■ Provided entries
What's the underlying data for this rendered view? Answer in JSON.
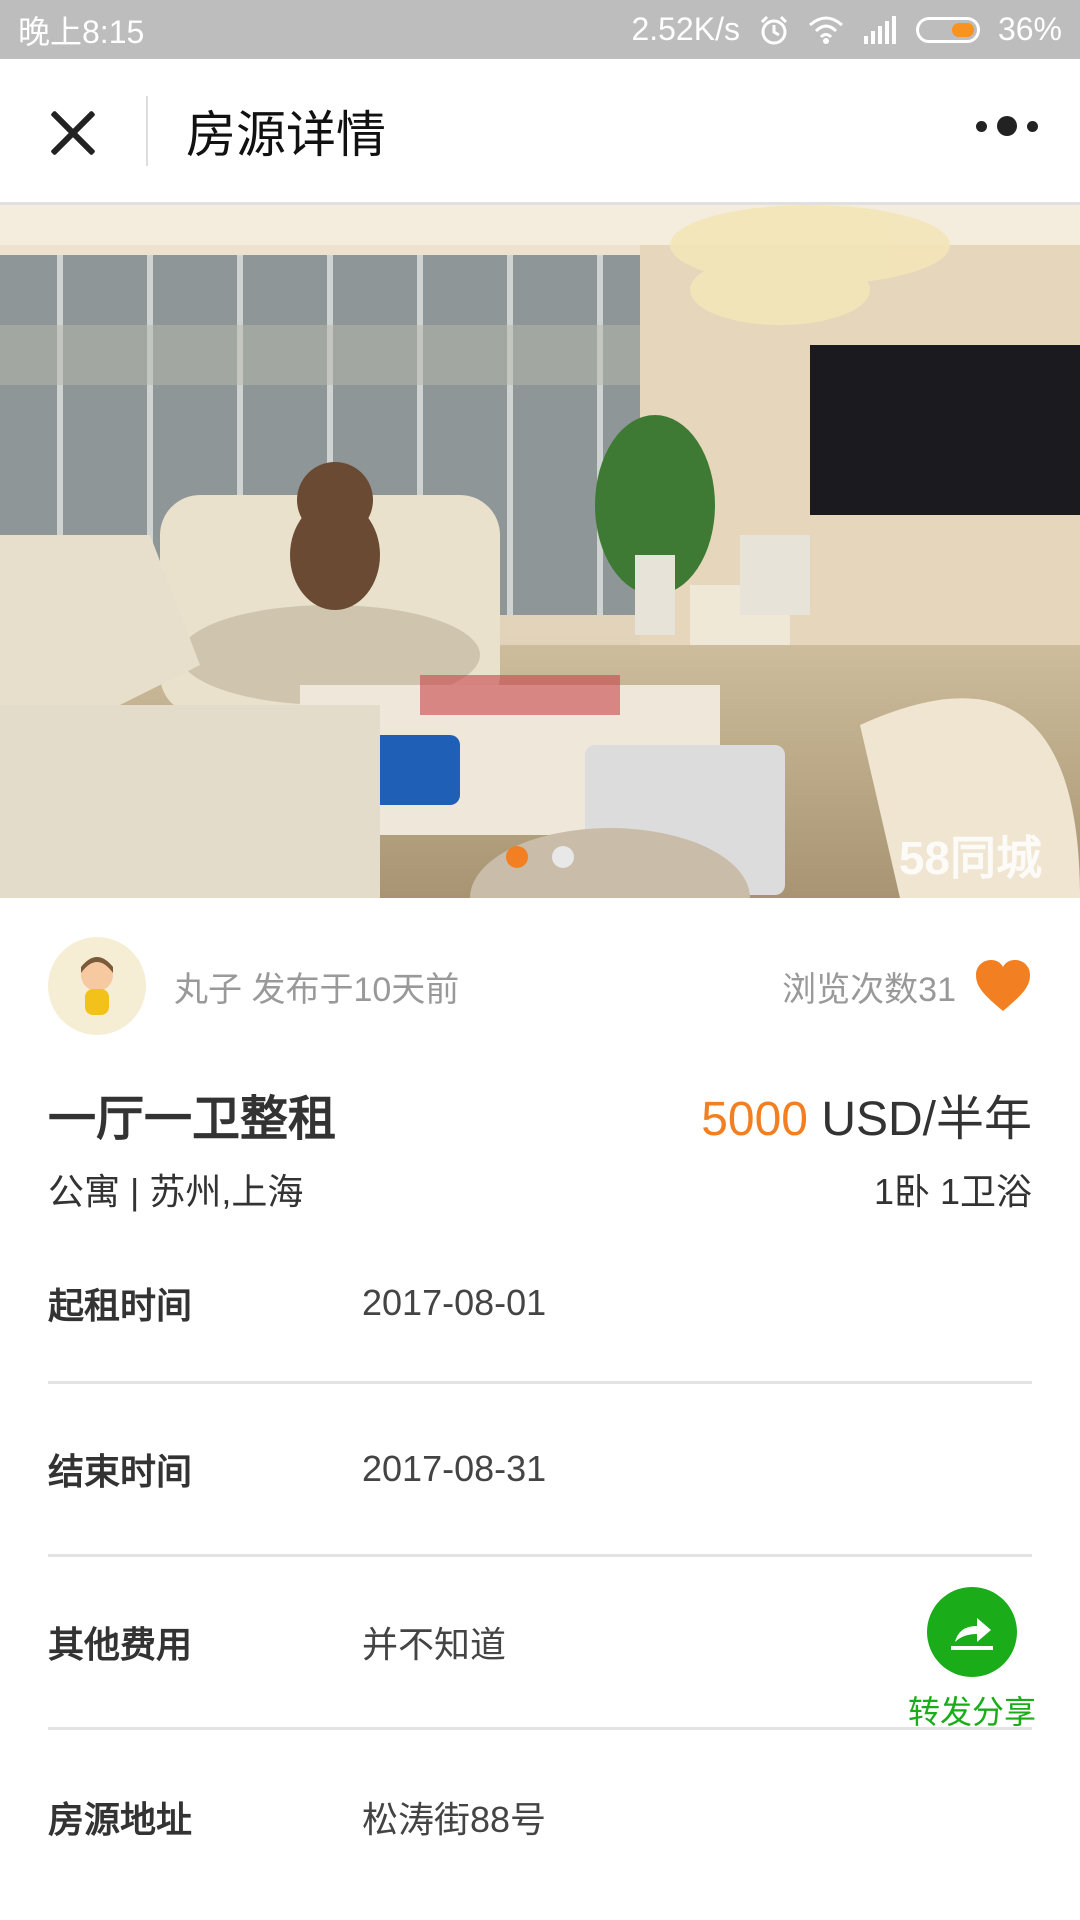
{
  "status_bar": {
    "time": "晚上8:15",
    "network_speed": "2.52K/s",
    "battery": "36%",
    "icons": [
      "alarm-icon",
      "wifi-icon",
      "signal-icon",
      "battery-icon"
    ]
  },
  "header": {
    "title": "房源详情",
    "close_icon": "close-icon",
    "more_icon": "more-icon"
  },
  "gallery": {
    "watermark": "58同城",
    "image_count": 2,
    "active_index": 0
  },
  "publisher": {
    "name": "丸子",
    "published": "发布于10天前",
    "views": "浏览次数31",
    "favorite_icon": "heart-icon"
  },
  "listing": {
    "title": "一厅一卫整租",
    "price": "5000",
    "price_unit": "USD/半年",
    "type_location": "公寓 | 苏州,上海",
    "rooms": "1卧 1卫浴"
  },
  "details": [
    {
      "label": "起租时间",
      "value": "2017-08-01"
    },
    {
      "label": "结束时间",
      "value": "2017-08-31"
    },
    {
      "label": "其他费用",
      "value": "并不知道"
    },
    {
      "label": "房源地址",
      "value": "松涛街88号"
    }
  ],
  "share": {
    "label": "转发分享",
    "icon": "share-icon"
  },
  "colors": {
    "accent": "#f28022",
    "share_green": "#1aad19",
    "status_bar": "#bdbdbd"
  }
}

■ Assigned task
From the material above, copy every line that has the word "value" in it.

■ Task response
      "value": "2017-08-01"
      "value": "2017-08-31"
      "value": "并不知道"
      "value": "松涛街88号"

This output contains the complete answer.